Data to use:

-.-.-

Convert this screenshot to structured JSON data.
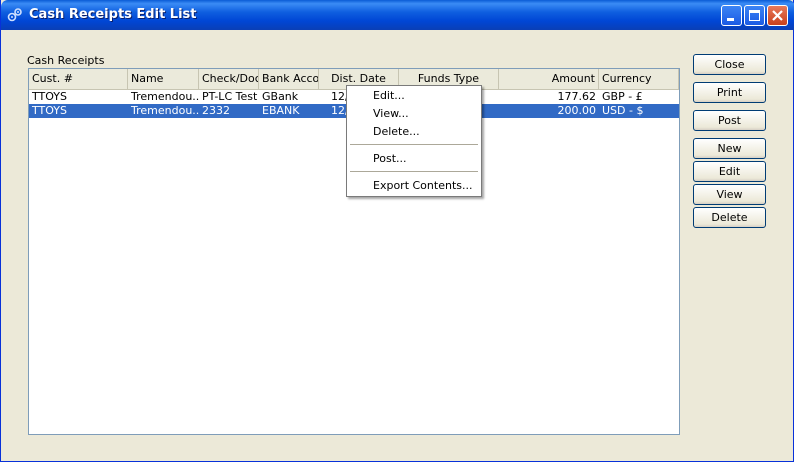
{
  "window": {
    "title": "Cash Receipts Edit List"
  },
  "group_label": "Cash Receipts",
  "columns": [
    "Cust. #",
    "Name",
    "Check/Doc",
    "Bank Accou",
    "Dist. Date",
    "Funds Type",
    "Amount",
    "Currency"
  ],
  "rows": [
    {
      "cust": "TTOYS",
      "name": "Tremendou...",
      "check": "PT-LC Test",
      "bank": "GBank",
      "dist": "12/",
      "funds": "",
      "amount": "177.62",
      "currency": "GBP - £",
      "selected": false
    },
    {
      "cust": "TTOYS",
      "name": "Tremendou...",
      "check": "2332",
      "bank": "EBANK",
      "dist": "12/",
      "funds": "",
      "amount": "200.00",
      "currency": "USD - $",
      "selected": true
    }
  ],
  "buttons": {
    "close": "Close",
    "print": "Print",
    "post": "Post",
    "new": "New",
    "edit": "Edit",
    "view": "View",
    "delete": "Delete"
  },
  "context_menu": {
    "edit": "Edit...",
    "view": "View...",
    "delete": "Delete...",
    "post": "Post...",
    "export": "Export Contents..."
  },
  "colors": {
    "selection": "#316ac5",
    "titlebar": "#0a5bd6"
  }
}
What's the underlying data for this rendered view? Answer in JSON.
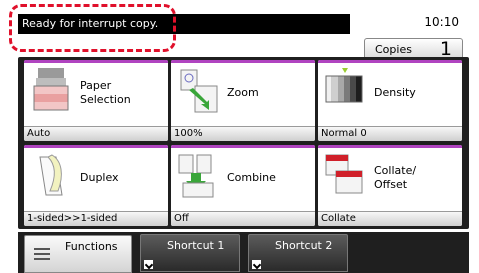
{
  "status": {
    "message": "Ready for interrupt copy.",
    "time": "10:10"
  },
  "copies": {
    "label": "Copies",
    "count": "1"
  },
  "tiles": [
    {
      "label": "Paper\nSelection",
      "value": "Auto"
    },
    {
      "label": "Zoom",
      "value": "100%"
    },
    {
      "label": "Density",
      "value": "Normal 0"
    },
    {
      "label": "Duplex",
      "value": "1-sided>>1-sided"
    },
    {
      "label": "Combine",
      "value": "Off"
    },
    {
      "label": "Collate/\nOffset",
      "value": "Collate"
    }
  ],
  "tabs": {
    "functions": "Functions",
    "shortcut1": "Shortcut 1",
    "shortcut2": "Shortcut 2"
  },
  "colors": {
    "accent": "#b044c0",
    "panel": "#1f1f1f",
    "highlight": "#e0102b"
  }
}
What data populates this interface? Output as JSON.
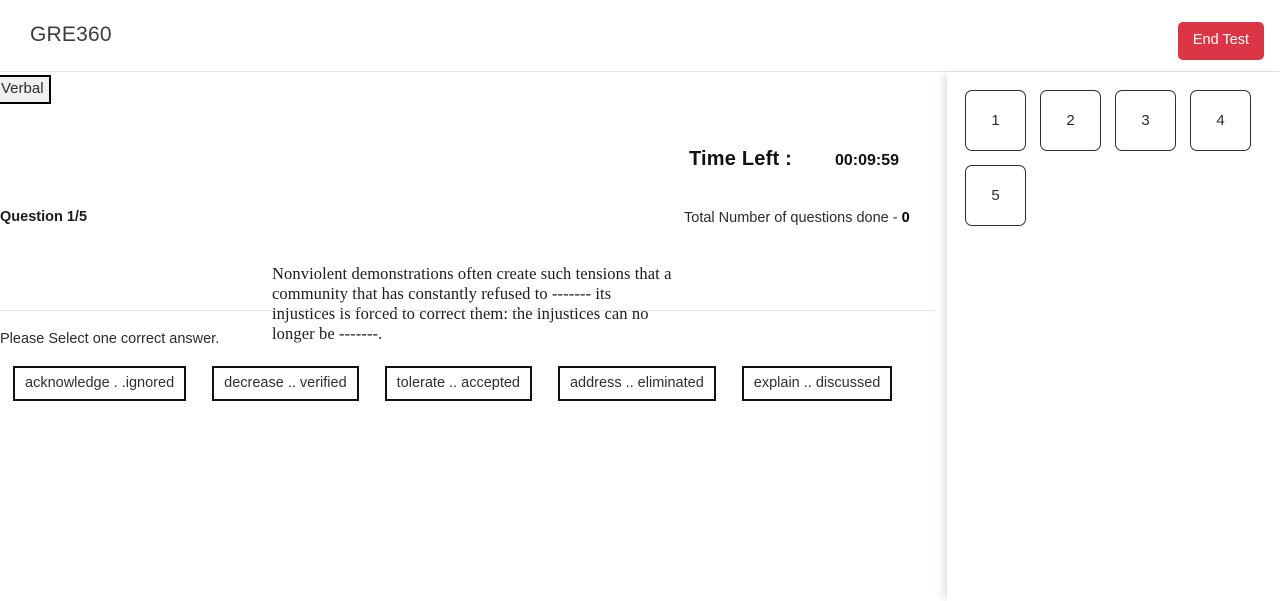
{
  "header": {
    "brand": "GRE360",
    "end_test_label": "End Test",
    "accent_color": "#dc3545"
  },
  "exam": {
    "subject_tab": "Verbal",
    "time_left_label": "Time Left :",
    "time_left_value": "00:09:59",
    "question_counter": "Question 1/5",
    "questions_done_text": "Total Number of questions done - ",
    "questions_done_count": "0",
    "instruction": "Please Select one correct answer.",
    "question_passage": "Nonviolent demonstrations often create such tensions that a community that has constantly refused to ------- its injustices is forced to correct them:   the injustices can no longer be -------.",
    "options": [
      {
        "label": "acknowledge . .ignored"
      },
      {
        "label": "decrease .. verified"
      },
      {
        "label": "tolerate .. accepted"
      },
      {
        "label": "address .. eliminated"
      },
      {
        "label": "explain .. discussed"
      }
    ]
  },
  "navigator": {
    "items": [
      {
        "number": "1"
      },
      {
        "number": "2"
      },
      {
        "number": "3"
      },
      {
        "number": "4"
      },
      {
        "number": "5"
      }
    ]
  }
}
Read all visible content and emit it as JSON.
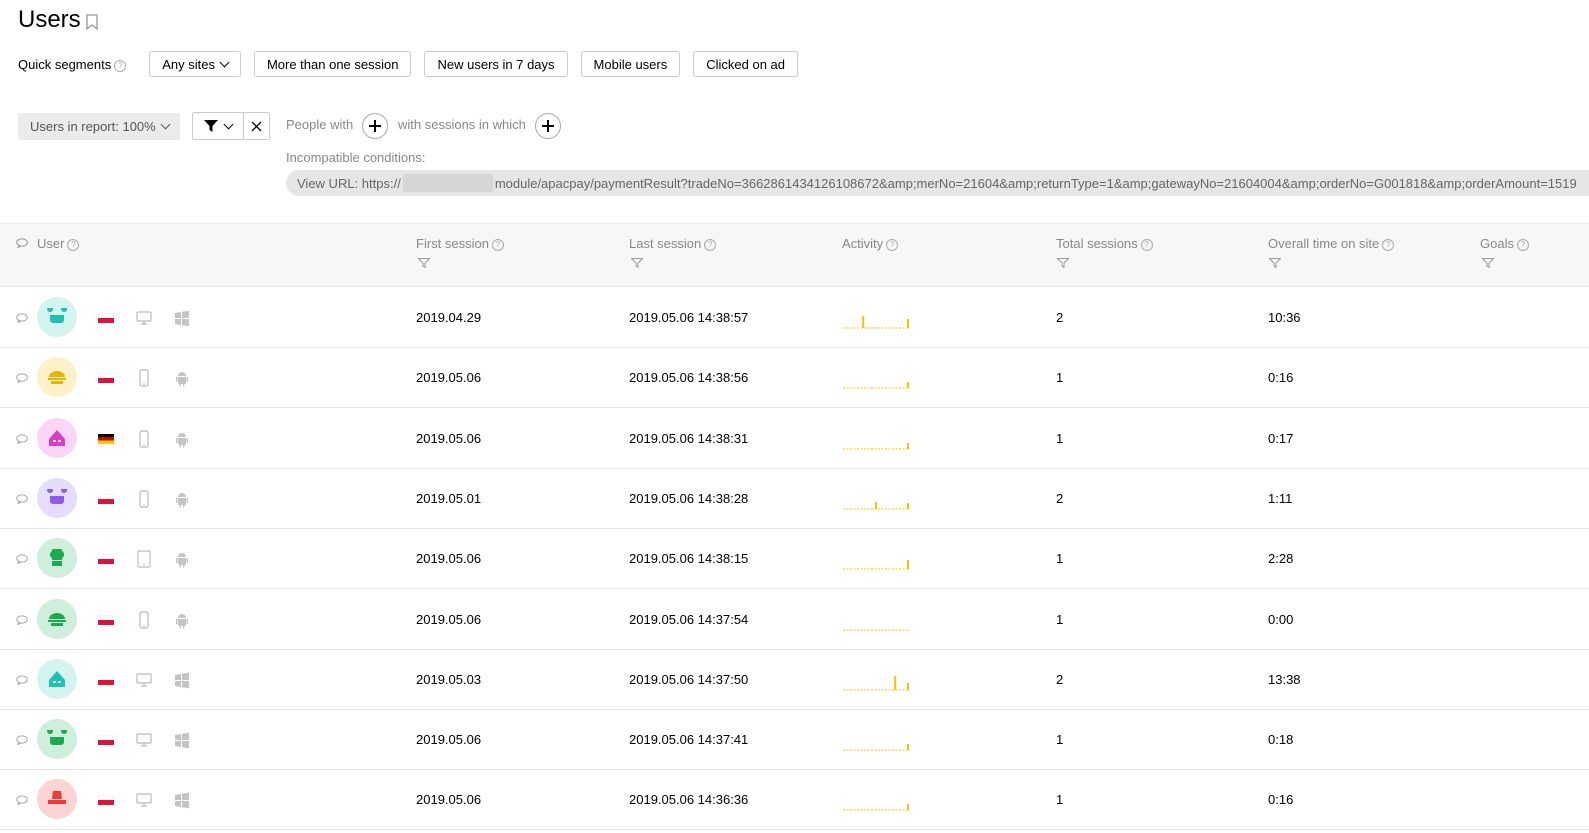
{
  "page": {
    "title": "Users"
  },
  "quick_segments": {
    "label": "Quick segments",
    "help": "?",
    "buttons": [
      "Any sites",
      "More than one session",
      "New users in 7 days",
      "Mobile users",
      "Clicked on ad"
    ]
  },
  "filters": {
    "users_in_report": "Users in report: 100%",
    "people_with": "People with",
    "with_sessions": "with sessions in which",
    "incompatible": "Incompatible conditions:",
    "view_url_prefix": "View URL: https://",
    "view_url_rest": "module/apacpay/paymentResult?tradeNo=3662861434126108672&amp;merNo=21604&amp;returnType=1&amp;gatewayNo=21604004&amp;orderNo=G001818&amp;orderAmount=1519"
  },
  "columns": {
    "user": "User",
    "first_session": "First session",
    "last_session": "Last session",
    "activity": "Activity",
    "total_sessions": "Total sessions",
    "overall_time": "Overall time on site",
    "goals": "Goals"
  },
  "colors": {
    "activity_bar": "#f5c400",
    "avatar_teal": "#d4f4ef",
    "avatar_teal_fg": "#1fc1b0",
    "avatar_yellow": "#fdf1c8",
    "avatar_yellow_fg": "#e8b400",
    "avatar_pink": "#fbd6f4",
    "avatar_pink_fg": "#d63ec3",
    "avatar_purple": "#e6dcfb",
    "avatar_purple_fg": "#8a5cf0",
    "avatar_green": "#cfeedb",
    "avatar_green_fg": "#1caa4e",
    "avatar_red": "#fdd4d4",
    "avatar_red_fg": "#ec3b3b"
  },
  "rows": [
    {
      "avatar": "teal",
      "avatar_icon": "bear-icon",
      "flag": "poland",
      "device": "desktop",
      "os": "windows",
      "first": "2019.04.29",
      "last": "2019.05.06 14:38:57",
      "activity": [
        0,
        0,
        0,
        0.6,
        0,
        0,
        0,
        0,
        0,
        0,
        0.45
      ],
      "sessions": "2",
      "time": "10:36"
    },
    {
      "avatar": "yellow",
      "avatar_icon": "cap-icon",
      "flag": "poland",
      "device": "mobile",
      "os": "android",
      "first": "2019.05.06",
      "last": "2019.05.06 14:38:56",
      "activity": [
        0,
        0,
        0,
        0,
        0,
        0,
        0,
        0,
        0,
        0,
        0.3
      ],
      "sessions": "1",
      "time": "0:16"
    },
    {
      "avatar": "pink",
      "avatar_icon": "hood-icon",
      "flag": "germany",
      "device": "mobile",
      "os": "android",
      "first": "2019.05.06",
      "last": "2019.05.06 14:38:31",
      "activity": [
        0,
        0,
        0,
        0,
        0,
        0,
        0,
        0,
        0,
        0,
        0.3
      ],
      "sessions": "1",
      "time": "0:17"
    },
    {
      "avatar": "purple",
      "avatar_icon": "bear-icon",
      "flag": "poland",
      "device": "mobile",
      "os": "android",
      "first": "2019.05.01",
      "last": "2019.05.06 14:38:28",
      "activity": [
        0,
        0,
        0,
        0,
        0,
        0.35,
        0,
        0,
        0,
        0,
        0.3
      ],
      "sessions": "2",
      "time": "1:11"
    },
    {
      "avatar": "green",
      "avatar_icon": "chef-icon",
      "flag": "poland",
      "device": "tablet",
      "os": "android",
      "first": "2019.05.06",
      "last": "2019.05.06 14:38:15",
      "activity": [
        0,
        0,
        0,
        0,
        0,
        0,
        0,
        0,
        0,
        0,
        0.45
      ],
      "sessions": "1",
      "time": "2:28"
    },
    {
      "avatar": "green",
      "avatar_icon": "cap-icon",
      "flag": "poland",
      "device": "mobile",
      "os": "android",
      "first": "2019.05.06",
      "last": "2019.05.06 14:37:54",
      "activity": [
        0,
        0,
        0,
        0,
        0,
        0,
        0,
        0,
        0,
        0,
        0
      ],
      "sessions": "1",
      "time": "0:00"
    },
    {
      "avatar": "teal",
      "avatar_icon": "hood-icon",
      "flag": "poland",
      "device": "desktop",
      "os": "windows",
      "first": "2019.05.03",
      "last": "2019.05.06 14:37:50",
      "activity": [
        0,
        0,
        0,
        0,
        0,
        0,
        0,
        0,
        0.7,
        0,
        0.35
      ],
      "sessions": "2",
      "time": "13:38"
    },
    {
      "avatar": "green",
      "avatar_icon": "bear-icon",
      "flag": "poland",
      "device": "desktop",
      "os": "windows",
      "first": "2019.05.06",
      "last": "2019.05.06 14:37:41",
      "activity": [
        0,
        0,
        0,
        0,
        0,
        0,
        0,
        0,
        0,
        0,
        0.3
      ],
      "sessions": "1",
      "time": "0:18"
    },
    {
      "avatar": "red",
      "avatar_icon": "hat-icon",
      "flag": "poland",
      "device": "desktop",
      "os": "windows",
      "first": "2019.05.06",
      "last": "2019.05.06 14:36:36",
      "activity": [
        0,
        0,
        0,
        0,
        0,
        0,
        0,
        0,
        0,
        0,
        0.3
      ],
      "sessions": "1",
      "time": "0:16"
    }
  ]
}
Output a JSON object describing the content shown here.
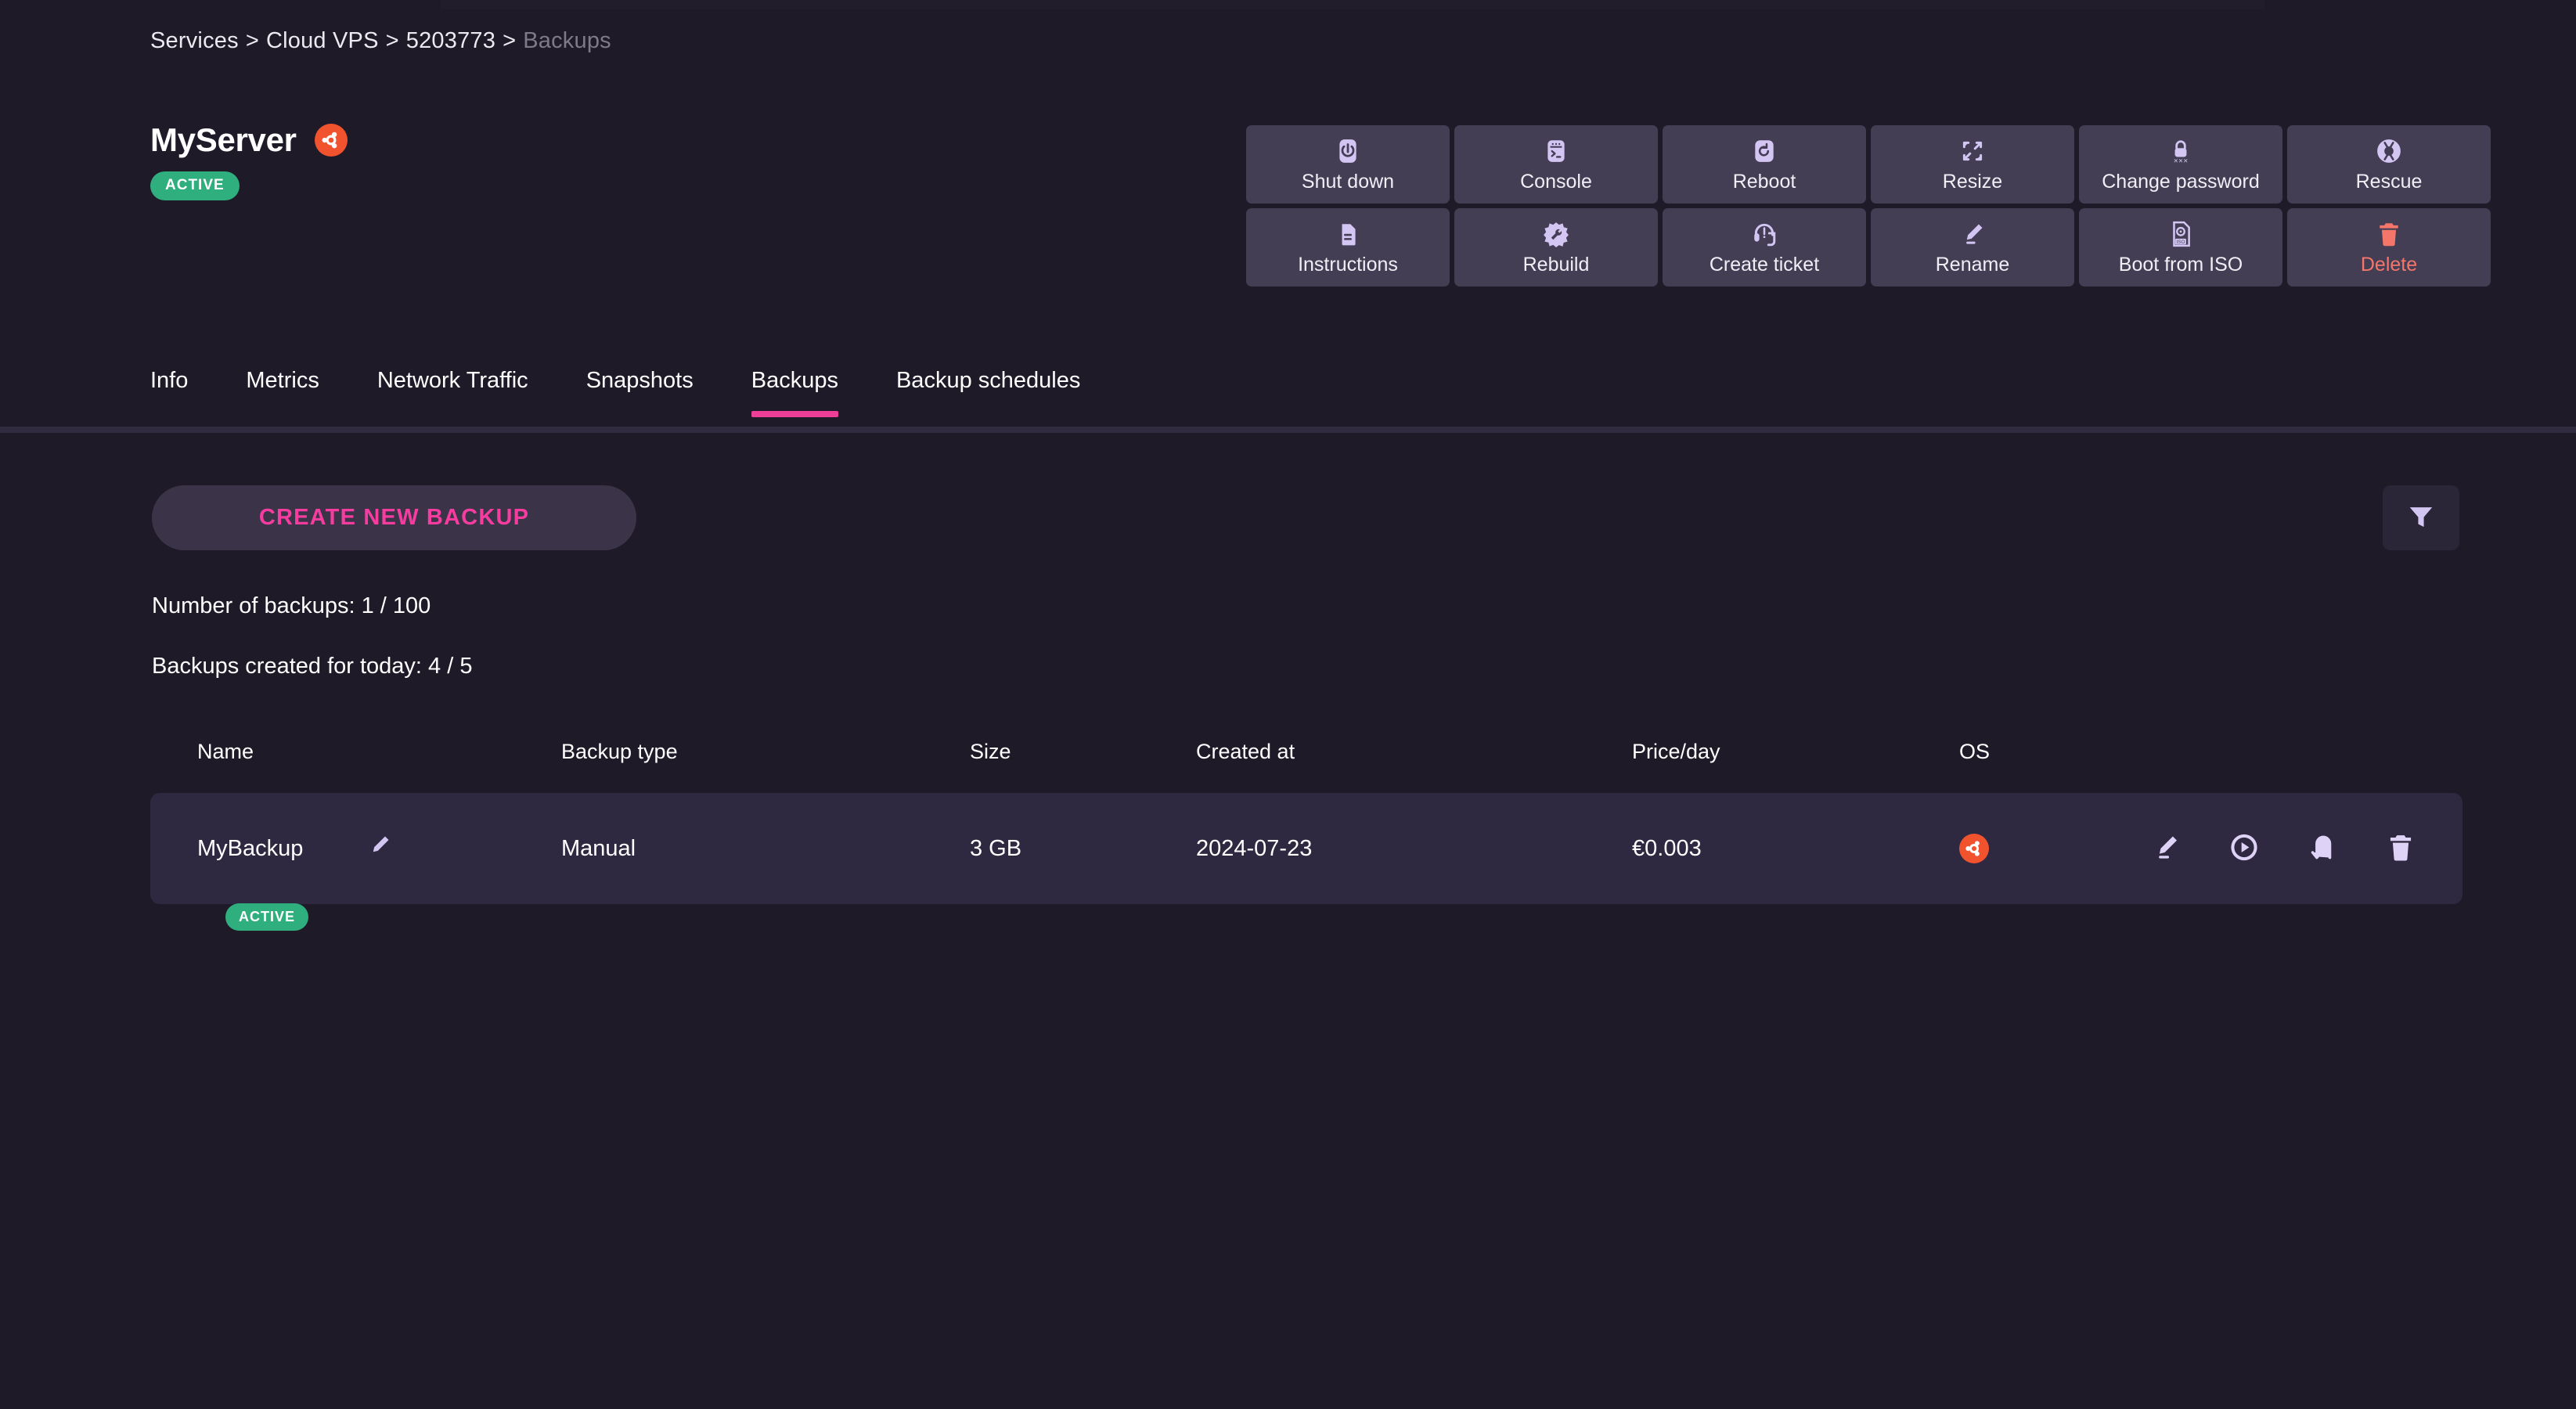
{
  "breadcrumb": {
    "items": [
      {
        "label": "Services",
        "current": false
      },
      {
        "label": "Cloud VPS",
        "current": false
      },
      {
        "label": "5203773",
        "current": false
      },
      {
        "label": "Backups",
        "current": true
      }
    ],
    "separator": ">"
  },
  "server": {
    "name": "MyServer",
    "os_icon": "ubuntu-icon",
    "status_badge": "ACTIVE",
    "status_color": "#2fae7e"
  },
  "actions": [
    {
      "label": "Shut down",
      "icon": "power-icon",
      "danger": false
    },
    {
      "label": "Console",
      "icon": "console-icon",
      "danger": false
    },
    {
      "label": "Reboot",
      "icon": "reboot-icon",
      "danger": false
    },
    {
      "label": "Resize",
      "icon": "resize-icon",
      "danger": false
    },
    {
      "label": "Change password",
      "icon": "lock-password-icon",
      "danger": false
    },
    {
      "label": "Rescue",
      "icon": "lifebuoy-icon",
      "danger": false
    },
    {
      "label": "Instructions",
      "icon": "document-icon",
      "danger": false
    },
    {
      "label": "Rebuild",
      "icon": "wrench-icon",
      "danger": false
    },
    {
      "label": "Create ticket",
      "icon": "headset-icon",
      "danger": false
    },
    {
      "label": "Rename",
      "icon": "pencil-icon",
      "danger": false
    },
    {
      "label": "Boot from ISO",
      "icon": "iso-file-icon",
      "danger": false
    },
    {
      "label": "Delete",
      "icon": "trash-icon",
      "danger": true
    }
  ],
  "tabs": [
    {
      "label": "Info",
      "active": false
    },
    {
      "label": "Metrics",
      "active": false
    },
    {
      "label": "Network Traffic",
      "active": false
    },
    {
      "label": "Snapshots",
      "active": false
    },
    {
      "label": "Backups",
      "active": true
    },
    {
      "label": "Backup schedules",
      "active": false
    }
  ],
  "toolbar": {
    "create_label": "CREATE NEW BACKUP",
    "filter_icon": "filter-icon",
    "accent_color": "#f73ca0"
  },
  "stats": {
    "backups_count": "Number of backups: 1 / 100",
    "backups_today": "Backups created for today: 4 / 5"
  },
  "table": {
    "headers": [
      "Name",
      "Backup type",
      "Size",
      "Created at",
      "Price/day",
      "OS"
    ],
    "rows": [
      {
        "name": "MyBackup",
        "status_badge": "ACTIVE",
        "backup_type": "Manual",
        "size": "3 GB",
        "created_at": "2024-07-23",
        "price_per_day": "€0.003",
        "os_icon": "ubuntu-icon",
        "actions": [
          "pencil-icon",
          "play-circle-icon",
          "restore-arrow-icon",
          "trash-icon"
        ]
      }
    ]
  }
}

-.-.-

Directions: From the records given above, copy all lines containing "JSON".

Answer below:
Convert this screenshot to structured JSON data.
What's the underlying data for this rendered view? Answer in JSON.
What data populates this interface? Output as JSON.
Read all visible content and emit it as JSON.
Output a JSON object describing the content shown here.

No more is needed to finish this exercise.